LastPass is still dealing with last year’s data breach, which exposed the personal information and passwords of some customers. But new information about this story reminds us why every computer user and business needs to take security seriously.
On February 28th, LastPass finally explained how its data breach occurred. A hacker initially targeted “vulnerable third-party media software” on a DevOps engineer’s personal home computer, installing a keylogger to collect the employee’s master password. This DevOp happens to be one of four LastPass employees who can access the corporate vault, so it’s safe to assume that this was a targeted hack.
Yes, the employee targeted in this hack owned a corporate laptop (which has since been replaced). Some reports state that the employee used their personal computer to access work resources, though this hasn’t been confirmed by LastPass.

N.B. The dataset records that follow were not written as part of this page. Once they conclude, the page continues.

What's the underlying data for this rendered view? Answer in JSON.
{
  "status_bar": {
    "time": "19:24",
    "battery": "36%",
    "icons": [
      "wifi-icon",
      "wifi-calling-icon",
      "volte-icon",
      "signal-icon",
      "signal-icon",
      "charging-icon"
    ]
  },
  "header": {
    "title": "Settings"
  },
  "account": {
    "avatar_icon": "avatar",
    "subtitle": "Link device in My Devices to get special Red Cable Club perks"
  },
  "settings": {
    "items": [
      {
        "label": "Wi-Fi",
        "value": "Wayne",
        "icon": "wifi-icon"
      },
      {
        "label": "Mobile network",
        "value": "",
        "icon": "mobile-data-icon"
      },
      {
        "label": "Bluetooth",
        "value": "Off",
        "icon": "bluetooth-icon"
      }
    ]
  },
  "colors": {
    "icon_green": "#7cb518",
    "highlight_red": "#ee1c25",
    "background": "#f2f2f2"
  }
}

Here’s the interesting thing; the “vulnerable third-party media software” exploited in this hack was Plex. Initial news of Plex’s involvement came courtesy of leakers (via Ars Technica), but was later confirmed by Plex on March 1st.
When the Ars Technica report came out, Plex said that it hadn’t been contacted by LastPass. But things have changed—LastPass tells Plex that the exploited vulnerability was CVE-2020-5741. Plex tells Review Geek that this exploit was disclosed and patched in May of 2020, at least 2.5 years before the LastPass breach.
Clearly, the targeted LastPass employee neglected to update their Plex server for at least two years. There have been nearly 75 Plex updates since the CVE-2020-5741 exploit was patched. This is a serious failure of both personal and corporate security; as Plex notes, update notifications are provided “via the admin UI,” and automatic updates are quite common.
But in a way, this failure is kind of understandable. Some Plex updates need to be performed manually, and as any Plex user knows, these updates may introduce problems or force you to redo some of your media library’s metadata. The LastPass employee targeted in this hack may have failed to realize that an update needed to be installed manually (though there’s a chance that they intentionally avoided updating).
Take this as a lesson; any part of a network can compromise your security, or even the security of others. You need to keep products up to date, and if a device in your home suffers from an unpatched exploit, you should take it offline. (Also, Plex needs to improve its update process. I know this from experience.)
Unfortunately, tech corporations don’t know how to lead by example. LastPass bears the responsibility here, and it has the track record to prove that it can’t take security seriously. We’ve reached out to LastPass for a comment and are waiting for a response.
Source: LastPass, Plex